Ballot proposal aims to ensure rights for crime victims in Montana


HELENA – Thirty-two states have some level of Constitutional rights for victims of crimes.

Next year, voters may have an chance to add Montana to that list.

A group backing a measure called Marsy’s Law has filed proposed ballot language with the Montana Secretary of State, starting the process to bring the measure to the 2016 ballot.

The proposal is named for a California college student murdered in 1983 by her ex-boyfriend.

A week after her murder, her family members were confronted in a store by the attacker, who was out on bail.

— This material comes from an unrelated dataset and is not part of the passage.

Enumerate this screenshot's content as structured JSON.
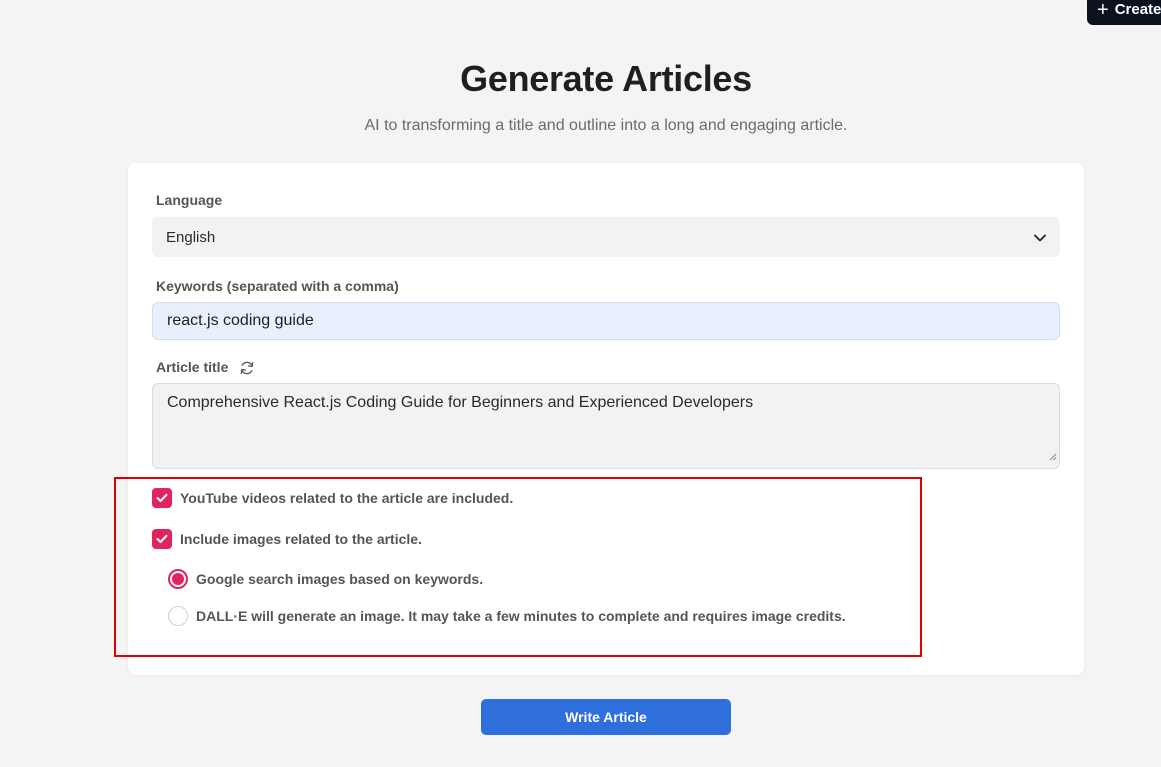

The Constitutional amendment would create a Victims’ Bill of Rights, assuring victims the same kind of rights defendants have.

“It would make sure that victims are taken care of throughout the process, make sure that they’re in the loop on what’s going on, what the prosecutor’s doing – all those things that are afforded to, usually, the defendant, said Derek VanLuchene, founder and director of Ryan United in Helena, a national victim advocacy group. “We want those victims to have those same rights.”

The proposal lists 19 rights for victims, focused on ensuring safety and knowledge of the case.

It includes the right to participate in various parts of the criminal proceedings; notifications of hearings, escapes, and releases; and a promise of restitution.

Some of these things already happen or are mandated by law, and VanLuchene said many of the larger jurisdictions in Montana already have victim advocates.

But the measure would formalize those rights in the Montana Constitution.

Ryan’s United is named for VanLuchene’s brother Ryan, who was abducted from his yard in 1987 (at age 8), sexually assaulted, and murdered by a repeat sex offender.

Click here to learn more about Marsy’s Law.